Microsoft's new licensing rules for Windows Server aggressively pushing people towards Azure

What you need to know

  • Changes to Windows Server licensing will cause companies to pay more to use clouds other than Azure.
  • The move is considered controversial by many in industries that use cloud computing.
  • Licenses purchased before October 1, 2019 are unaffected.

Microsoft made several changes to the Windows Server licensing terms (opens in new tab) that result in companies paying extra to use a cloud other than Azure (via Last Week in AWS). The move has been slammed by AWS and Google cloud leaders. The licensing change doesn't affect any licenses purchased before October 1, 2019.

The changes are considered controversial because to many, it feels like Microsoft is aggressively pushing companies towards Azure. The licensing changes mean that companies that purchase licenses after October 1, 2019 will have to pay significantly more to use a cloud other than Microsoft Azure for Windows workloads. This change will primarily affect companies who rely on Amazon Web Serivices (AWS), which is the current cloud market leader.

Companies have sophisticated server, and cloud setups that can't be changed at the drop of a hat. Many companies aren't going to switch away from Windows Server or switch to Azure.

The changes are being poorly received by many in the media and apparently come as a surprise to some at Microsoft.
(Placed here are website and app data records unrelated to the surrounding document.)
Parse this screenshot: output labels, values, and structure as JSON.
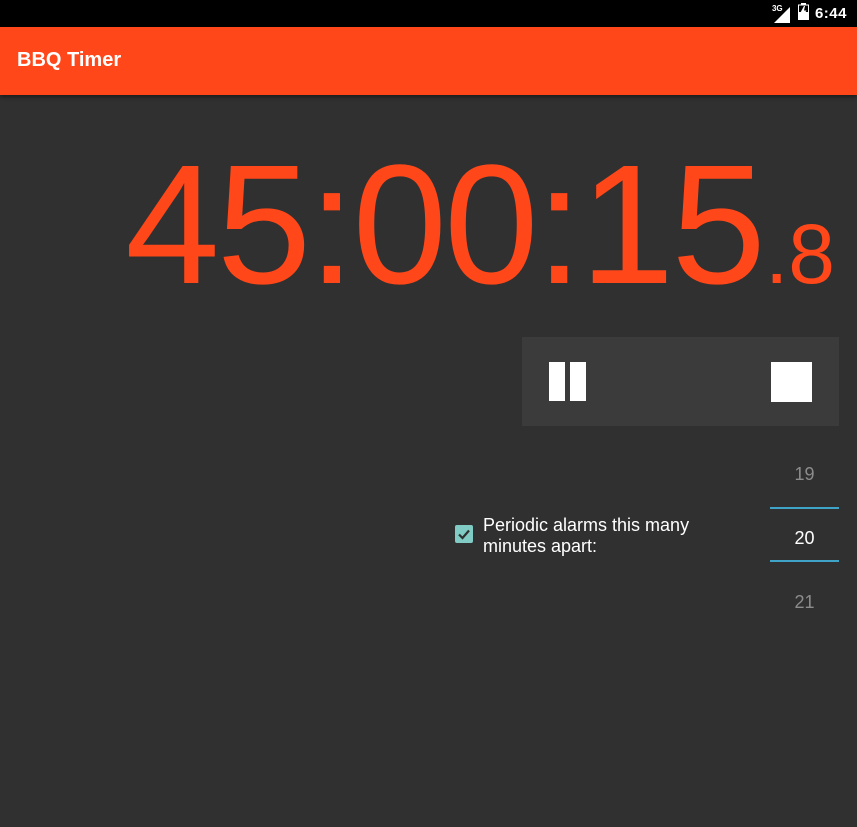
{
  "status_bar": {
    "network_type": "3G",
    "time": "6:44",
    "icons": [
      "signal-icon",
      "battery-charging-icon"
    ]
  },
  "app_bar": {
    "title": "BBQ Timer",
    "color": "#ff4719"
  },
  "timer": {
    "main": "45:00:15",
    "tenths": ".8",
    "color": "#ff4719"
  },
  "controls": {
    "pause_icon": "pause-icon",
    "stop_icon": "stop-icon"
  },
  "alarm": {
    "checked": true,
    "label": "Periodic alarms this many minutes apart:",
    "checkbox_color": "#80cbc4"
  },
  "minute_picker": {
    "previous": "19",
    "current": "20",
    "next": "21",
    "accent": "#3fa3c7"
  }
}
In Last Week on AWS's report, several people at Azure expressed surprise at the changes saying things along the lines of "Wait, what are you talking about? We did what with licenses?! You're kidding me. Let me get back to you."
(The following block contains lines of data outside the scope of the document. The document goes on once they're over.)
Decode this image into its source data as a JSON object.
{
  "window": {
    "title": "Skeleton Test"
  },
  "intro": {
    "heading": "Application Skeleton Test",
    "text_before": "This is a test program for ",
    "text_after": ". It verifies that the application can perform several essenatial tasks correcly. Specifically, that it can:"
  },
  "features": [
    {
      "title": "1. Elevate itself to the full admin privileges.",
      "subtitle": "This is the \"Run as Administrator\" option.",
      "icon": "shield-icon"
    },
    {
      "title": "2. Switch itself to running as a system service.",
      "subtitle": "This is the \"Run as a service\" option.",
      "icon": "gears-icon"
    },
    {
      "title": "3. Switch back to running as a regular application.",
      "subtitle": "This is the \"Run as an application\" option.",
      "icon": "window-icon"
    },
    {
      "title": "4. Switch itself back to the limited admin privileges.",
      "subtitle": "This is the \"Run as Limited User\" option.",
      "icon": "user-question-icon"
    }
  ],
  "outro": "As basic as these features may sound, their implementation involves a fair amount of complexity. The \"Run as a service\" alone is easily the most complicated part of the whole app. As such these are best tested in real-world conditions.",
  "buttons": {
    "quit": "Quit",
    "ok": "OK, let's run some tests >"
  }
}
These changes line up more with older Microsoft policies than the new and more open Microsoft that's been seen in recent years.

Sean Endicott
News Writer and apps editor

Sean Endicott brings nearly a decade of experience covering Microsoft and Windows news to Windows Central. He joined our team in 2017 as an app reviewer and now heads up our day-to-day news coverage. If you have a news tip or an app to review, hit him up at (opens in new tab).

  • The "new and more open MS" is a mirage and it's sad WC, and many, have taken the cheese. Just ask anyone who has purchased a lot of VLs the past few years and then coincidentally been "invited" to participate in a license audit within a few months.
  • If people didn't fudge and cheat on licenses no audits would occur. We just spent $80,000 to fix a "so-called" engineers correct license deployment because he under ignorantly purchased 24 core licenses when it should have been 160 cores. This is pathetically easy to count with a simple script, but sometimes people are just lazy or criminal in some cases. That wasn't Microsoft's fault, it was the engineers fault.
  • What did you expect? Nadella only cares about short term gains. That clearly showed when he started ******* on the old Windows fans as soon as he came to power.
  • Windows Phone was dead. Ballmer killed it by waiting too long and then not investing in people to make the apps.
    Music was dead too because again they waited too long before adding it to other platforms.
    The Band was a good idea but again they were behind.
    Nadella has turned Microsoft around and finally has given the competition something that improves all products for everyone. This announcement if it sours too many people will be pulled just like they tried to do with office.
  • Balmer only invested in people making the apps, that was the issue. You motivate developers by giving them users. Balmer should have been spending that money on developing Windows Phone into something people wanted to use instead of leaving it to die on the vine.
  • First no Microsoft Home Use Program anymore and now this. Microsoft will abuse their customers with these bait and switch tactics. Hopefully the cloud backfires on Microsoft hard.
  • The HUP program is still alive but you now use discounted Office 365 vs the old method. What are you talking about? It is more expensive, but still costs less than a typical subscription.
  • Where is the added value of this article? These recent changes with Software Insurance also apply to Azure btw
  • Got a source link to confirm this?
  • Yea I don't think Amazon and Google exploiting a licensing loophole that is now being closed isn't something to complain about. Yea it sucks but for real you should have been doing the right thing.
  • They want people to pay them money? Outrageous!!!
  • AWS and Google are exploiting a loophole. This is MS fixing it.